This topic is not directly related, but it's still worth a brief discussion.
In a data acquisition application, the primary goal is to maintain a continuous data flow. Accordingly, the IP core moves the data from the FIFO to the host's RAM buffer as soon as possible. It doesn't matter if the user application program on the host is requesting the data at the given moment (by virtue of a function call to read() or alike): The data flow continues as long as the device file is open and there is data in the FIFO.
This means that the host has no way to control the data flow from the FPGA (except for opening and closing the device file, or resorting to an application-specific solution). However, in most real-life data acquisition applications, there is no need to control the data flow: It's fine that the data flow begins as a result of opening the device file. It's not important exactly when the each element of data was read from the FIFO.
A device file that behaves like this is called an asynchronous stream (in Xillybus' terminology).
However, in other applications it is important when the data was collected. For example, the application logic on the FPGA may send the content of a status register instead of data from a FIFO. This is demonstrated in the demo bundle with the device file named xillybus_mem_8. In this case, it is very important to control when the data is collected at the FPGA: The host reads from the device file in order to obtain information about the current status, and not what the status was at some unknown time in the past.

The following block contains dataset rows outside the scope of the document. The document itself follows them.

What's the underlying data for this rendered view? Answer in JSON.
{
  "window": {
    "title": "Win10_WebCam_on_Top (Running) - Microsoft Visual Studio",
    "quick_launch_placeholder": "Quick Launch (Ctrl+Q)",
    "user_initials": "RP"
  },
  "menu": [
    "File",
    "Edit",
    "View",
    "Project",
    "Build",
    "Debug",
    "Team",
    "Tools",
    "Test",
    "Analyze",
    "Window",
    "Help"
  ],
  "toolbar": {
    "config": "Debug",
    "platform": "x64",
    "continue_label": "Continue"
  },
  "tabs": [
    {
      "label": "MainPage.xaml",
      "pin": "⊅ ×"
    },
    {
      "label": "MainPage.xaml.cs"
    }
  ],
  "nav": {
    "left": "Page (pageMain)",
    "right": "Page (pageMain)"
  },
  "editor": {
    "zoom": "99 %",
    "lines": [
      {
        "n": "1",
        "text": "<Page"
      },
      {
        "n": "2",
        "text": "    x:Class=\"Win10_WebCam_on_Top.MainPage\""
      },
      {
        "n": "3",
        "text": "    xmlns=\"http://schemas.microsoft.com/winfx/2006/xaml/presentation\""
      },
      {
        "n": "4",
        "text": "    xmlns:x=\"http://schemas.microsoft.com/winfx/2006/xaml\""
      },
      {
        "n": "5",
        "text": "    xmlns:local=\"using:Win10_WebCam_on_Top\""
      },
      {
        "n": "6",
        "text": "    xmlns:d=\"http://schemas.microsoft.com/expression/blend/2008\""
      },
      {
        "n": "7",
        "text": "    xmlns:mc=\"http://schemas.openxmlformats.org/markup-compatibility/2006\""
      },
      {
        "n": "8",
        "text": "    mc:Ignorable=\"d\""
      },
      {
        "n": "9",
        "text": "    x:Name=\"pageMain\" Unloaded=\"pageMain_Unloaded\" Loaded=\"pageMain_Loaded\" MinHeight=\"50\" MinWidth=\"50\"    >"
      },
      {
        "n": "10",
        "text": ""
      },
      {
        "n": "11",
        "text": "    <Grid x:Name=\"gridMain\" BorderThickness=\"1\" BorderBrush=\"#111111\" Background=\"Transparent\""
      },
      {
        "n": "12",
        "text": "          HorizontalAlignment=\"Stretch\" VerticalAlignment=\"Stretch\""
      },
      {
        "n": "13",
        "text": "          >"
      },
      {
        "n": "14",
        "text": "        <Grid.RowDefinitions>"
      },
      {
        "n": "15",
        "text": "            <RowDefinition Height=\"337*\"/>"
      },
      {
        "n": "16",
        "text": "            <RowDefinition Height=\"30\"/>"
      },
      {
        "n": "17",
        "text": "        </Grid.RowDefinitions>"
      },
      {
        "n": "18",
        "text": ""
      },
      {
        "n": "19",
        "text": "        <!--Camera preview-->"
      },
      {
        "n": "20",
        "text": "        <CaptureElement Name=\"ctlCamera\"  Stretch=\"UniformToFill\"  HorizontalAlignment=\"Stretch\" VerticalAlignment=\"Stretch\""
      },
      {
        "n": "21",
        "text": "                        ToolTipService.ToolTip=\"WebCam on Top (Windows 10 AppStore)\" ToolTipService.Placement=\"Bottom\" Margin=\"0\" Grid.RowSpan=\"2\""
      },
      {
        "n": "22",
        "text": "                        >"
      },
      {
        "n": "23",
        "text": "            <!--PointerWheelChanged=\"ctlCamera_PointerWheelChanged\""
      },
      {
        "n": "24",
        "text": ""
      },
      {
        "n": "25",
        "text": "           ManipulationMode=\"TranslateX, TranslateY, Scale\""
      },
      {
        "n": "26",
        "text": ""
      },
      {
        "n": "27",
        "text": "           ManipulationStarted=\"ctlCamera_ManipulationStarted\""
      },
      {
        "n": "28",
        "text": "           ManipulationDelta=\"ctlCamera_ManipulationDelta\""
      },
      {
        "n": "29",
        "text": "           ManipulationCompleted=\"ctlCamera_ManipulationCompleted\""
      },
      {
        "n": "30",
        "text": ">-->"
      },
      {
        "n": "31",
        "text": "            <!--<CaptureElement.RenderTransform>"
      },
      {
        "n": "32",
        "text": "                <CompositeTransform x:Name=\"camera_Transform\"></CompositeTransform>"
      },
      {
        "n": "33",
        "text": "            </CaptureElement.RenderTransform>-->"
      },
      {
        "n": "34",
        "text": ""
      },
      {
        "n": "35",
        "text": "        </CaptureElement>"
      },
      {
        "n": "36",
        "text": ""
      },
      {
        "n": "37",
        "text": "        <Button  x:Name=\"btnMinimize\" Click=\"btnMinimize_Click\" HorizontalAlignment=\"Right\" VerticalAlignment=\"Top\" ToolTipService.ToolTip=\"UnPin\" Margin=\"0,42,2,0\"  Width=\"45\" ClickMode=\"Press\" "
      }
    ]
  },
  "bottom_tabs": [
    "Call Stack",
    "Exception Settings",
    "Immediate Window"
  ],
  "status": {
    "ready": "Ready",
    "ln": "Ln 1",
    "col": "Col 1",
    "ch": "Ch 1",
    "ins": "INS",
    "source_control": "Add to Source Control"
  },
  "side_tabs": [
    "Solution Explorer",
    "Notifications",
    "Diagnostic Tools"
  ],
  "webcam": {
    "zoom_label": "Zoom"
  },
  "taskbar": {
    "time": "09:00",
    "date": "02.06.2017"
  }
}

Xillybus has synchronous streams for applications of this sort: The IP core always collects as little data as possible from the FPGA. In other words, the IP core collects data only in response to a function call to read() (or alike) on the host. Hence the host controls when the data is collected from the FPGA.
The disadvantage of synchronous streams is the pauses in the data flow. The main problem with these pauses is that the FIFO on the FPGA can become full when the data flow is momentarily halted. These pauses also reduce the efficiency of the data flow, so the maximal data rate becomes lower. However, these two disadvantages are relevant only for a data acquisition application. Such an application should use an asynchronous stream anyhow.
Regarding device files in the opposite direction, there is also a difference between asynchronous streams and synchronous streams. In this direction, the difference is in the return of the write() function call: With an asynchronous streams, write() returns as soon as the data has been written to the RAM buffer. So in most cases, write() doesn't sleep at all. With synchronous streams, on the other hand, write() waits until the data has been delivered at the FPGA. This is important when the communication channel is used to send commands. But once again, this is bad for a data acquisition application.
In the demo bundle, only /dev/xillybus_mem_8 is a synchronous stream. The other four device files are asynchronous streams.
In the IP Core Factory, the choice between a synchronous stream or an asynchronous streams depends on the selection of application (the drop-down menu for "use"). For example, if you choose "Data acquisition / playback", the tool produces an asynchronous streams. If you choose "Command and status", you get a synchronous stream. It's also possible to select this manually, by turning off "Autoset internals".
For more information about asynchronous streams and synchronous streams, refer to section 2 in the programming guide for Linux (or the programming guide for Windows). Regarding the IP Core Factory, refer to the guide to defining a custom Xillybus IP core.
A simple, and yet practically functional data acquisition system can be created simply and quickly with Xillybus: The application software boils down to using a standard Linux command ("cat"). On the FPGA's side, the interaction with Xillybus' IP core merely consists of writing the data to a FIFO.
The data that is collected with Xillybus is guaranteed to be error-free and contiguous. However, due to the operating system's nature, there is no way to guarantee that an overflow will never occur. As this is inevitable, the optimal approach is to guarantee the detection of an overflow if it happens. Xillybus offers a simple mechanism for this purpose, by virtue of sending an EOF to the host.